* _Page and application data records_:

= = =

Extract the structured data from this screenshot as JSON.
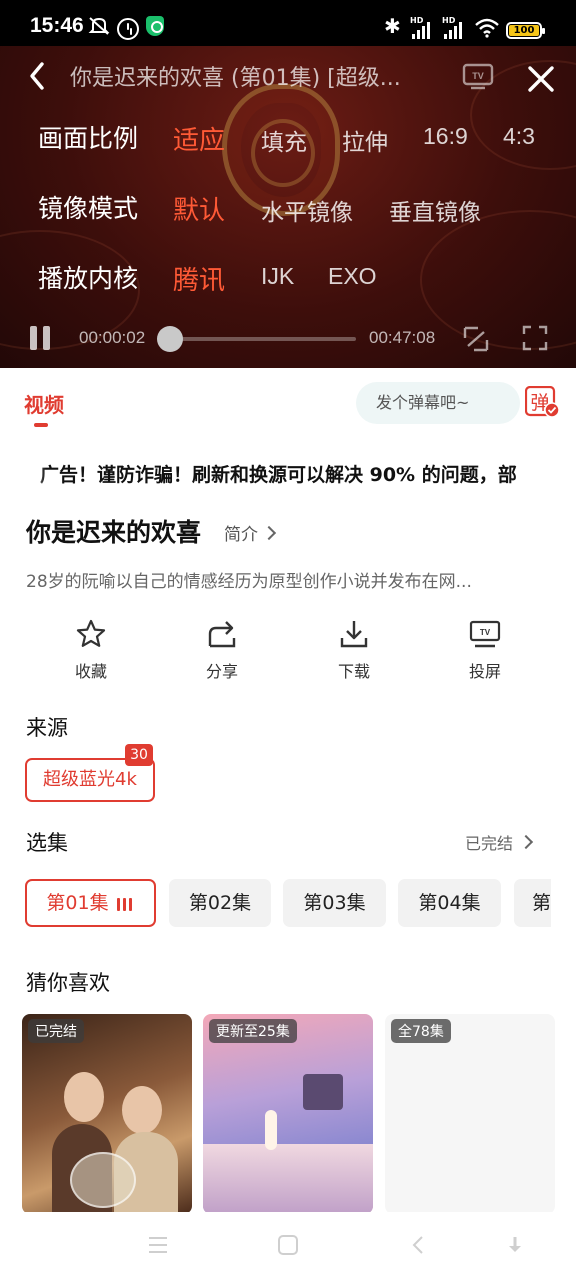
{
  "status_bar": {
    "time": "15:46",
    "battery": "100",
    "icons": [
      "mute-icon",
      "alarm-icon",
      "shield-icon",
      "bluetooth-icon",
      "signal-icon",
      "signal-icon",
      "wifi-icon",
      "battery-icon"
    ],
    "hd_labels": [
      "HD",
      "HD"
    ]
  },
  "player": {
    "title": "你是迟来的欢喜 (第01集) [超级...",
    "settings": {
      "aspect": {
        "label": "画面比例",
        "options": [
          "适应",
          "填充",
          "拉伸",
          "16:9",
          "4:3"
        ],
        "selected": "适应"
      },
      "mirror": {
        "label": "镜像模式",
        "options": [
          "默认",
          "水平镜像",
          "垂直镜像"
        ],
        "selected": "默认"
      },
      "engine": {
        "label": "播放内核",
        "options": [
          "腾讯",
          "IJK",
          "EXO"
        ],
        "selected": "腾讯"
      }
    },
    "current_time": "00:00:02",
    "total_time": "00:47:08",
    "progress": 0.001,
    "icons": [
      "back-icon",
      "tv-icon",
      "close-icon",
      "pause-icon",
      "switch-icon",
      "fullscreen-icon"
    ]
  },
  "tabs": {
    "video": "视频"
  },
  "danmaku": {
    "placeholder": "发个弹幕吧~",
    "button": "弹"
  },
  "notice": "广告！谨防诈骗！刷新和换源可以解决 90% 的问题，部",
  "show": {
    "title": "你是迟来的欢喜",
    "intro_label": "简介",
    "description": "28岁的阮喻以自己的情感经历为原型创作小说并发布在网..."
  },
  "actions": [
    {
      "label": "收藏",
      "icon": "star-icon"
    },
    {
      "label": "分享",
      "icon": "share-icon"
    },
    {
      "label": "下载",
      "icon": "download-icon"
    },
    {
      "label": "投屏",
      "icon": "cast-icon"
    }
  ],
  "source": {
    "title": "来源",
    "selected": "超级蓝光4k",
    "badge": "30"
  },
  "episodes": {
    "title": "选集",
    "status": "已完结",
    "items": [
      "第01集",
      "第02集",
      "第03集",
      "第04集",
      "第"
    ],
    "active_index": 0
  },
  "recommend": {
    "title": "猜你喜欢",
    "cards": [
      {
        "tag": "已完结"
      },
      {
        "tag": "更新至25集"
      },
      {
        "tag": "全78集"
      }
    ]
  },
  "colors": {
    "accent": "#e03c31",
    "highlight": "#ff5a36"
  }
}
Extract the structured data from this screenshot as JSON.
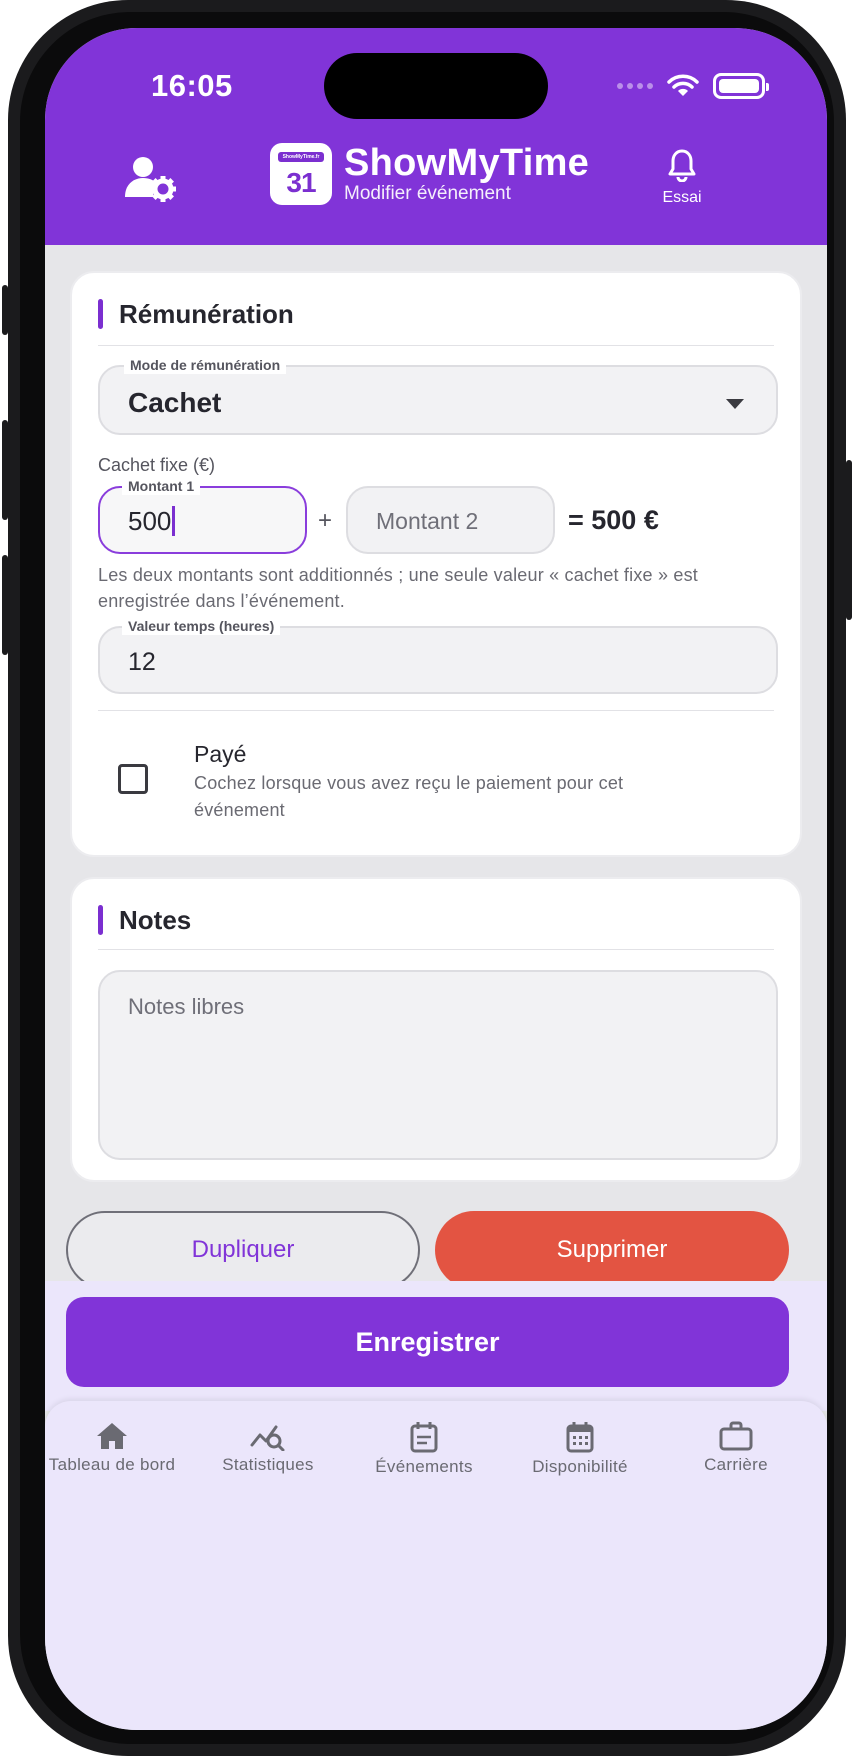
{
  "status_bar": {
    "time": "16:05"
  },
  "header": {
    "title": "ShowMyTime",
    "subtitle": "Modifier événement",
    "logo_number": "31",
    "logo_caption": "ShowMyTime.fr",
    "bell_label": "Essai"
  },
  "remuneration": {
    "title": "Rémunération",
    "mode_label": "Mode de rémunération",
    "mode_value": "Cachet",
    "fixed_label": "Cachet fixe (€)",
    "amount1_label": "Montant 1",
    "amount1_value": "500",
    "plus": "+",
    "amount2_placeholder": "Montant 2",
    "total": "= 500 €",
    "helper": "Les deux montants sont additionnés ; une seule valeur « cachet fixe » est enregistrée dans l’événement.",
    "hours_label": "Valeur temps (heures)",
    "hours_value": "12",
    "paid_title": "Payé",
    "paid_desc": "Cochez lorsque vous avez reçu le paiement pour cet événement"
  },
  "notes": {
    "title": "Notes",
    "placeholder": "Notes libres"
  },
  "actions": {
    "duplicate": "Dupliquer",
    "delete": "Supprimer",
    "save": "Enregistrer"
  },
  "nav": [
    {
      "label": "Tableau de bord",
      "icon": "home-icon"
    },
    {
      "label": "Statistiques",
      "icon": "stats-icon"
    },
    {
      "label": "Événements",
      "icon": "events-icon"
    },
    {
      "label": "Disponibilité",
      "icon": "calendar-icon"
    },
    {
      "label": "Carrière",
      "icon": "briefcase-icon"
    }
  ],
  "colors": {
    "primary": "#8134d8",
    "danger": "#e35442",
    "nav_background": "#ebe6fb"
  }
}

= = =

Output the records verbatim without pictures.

Extract the structured data from this screenshot as JSON.
{
  "status_bar": {
    "time": "15:46",
    "battery": "100",
    "icons": [
      "mute-icon",
      "alarm-icon",
      "shield-icon",
      "bluetooth-icon",
      "signal-icon",
      "signal-icon",
      "wifi-icon",
      "battery-icon"
    ],
    "hd_labels": [
      "HD",
      "HD"
    ]
  },
  "player": {
    "title": "你是迟来的欢喜 (第01集) [超级...",
    "settings": {
      "aspect": {
        "label": "画面比例",
        "options": [
          "适应",
          "填充",
          "拉伸",
          "16:9",
          "4:3"
        ],
        "selected": "适应"
      },
      "mirror": {
        "label": "镜像模式",
        "options": [
          "默认",
          "水平镜像",
          "垂直镜像"
        ],
        "selected": "默认"
      },
      "engine": {
        "label": "播放内核",
        "options": [
          "腾讯",
          "IJK",
          "EXO"
        ],
        "selected": "腾讯"
      }
    },
    "current_time": "00:00:02",
    "total_time": "00:47:08",
    "progress": 0.001,
    "icons": [
      "back-icon",
      "tv-icon",
      "close-icon",
      "pause-icon",
      "switch-icon",
      "fullscreen-icon"
    ]
  },
  "tabs": {
    "video": "视频"
  },
  "danmaku": {
    "placeholder": "发个弹幕吧~",
    "button": "弹"
  },
  "notice": "广告！谨防诈骗！刷新和换源可以解决 90% 的问题，部",
  "show": {
    "title": "你是迟来的欢喜",
    "intro_label": "简介",
    "description": "28岁的阮喻以自己的情感经历为原型创作小说并发布在网..."
  },
  "actions": [
    {
      "label": "收藏",
      "icon": "star-icon"
    },
    {
      "label": "分享",
      "icon": "share-icon"
    },
    {
      "label": "下载",
      "icon": "download-icon"
    },
    {
      "label": "投屏",
      "icon": "cast-icon"
    }
  ],
  "source": {
    "title": "来源",
    "selected": "超级蓝光4k",
    "badge": "30"
  },
  "episodes": {
    "title": "选集",
    "status": "已完结",
    "items": [
      "第01集",
      "第02集",
      "第03集",
      "第04集",
      "第"
    ],
    "active_index": 0
  },
  "recommend": {
    "title": "猜你喜欢",
    "cards": [
      {
        "tag": "已完结"
      },
      {
        "tag": "更新至25集"
      },
      {
        "tag": "全78集"
      }
    ]
  },
  "colors": {
    "accent": "#e03c31",
    "highlight": "#ff5a36"
  }
}
Extract the structured data from this screenshot as JSON.
{
  "status_bar": {
    "time": "16:05"
  },
  "header": {
    "title": "ShowMyTime",
    "subtitle": "Modifier événement",
    "logo_number": "31",
    "logo_caption": "ShowMyTime.fr",
    "bell_label": "Essai"
  },
  "remuneration": {
    "title": "Rémunération",
    "mode_label": "Mode de rémunération",
    "mode_value": "Cachet",
    "fixed_label": "Cachet fixe (€)",
    "amount1_label": "Montant 1",
    "amount1_value": "500",
    "plus": "+",
    "amount2_placeholder": "Montant 2",
    "total": "= 500 €",
    "helper": "Les deux montants sont additionnés ; une seule valeur « cachet fixe » est enregistrée dans l’événement.",
    "hours_label": "Valeur temps (heures)",
    "hours_value": "12",
    "paid_title": "Payé",
    "paid_desc": "Cochez lorsque vous avez reçu le paiement pour cet événement"
  },
  "notes": {
    "title": "Notes",
    "placeholder": "Notes libres"
  },
  "actions": {
    "duplicate": "Dupliquer",
    "delete": "Supprimer",
    "save": "Enregistrer"
  },
  "nav": [
    {
      "label": "Tableau de bord",
      "icon": "home-icon"
    },
    {
      "label": "Statistiques",
      "icon": "stats-icon"
    },
    {
      "label": "Événements",
      "icon": "events-icon"
    },
    {
      "label": "Disponibilité",
      "icon": "calendar-icon"
    },
    {
      "label": "Carrière",
      "icon": "briefcase-icon"
    }
  ],
  "colors": {
    "primary": "#8134d8",
    "danger": "#e35442",
    "nav_background": "#ebe6fb"
  }
}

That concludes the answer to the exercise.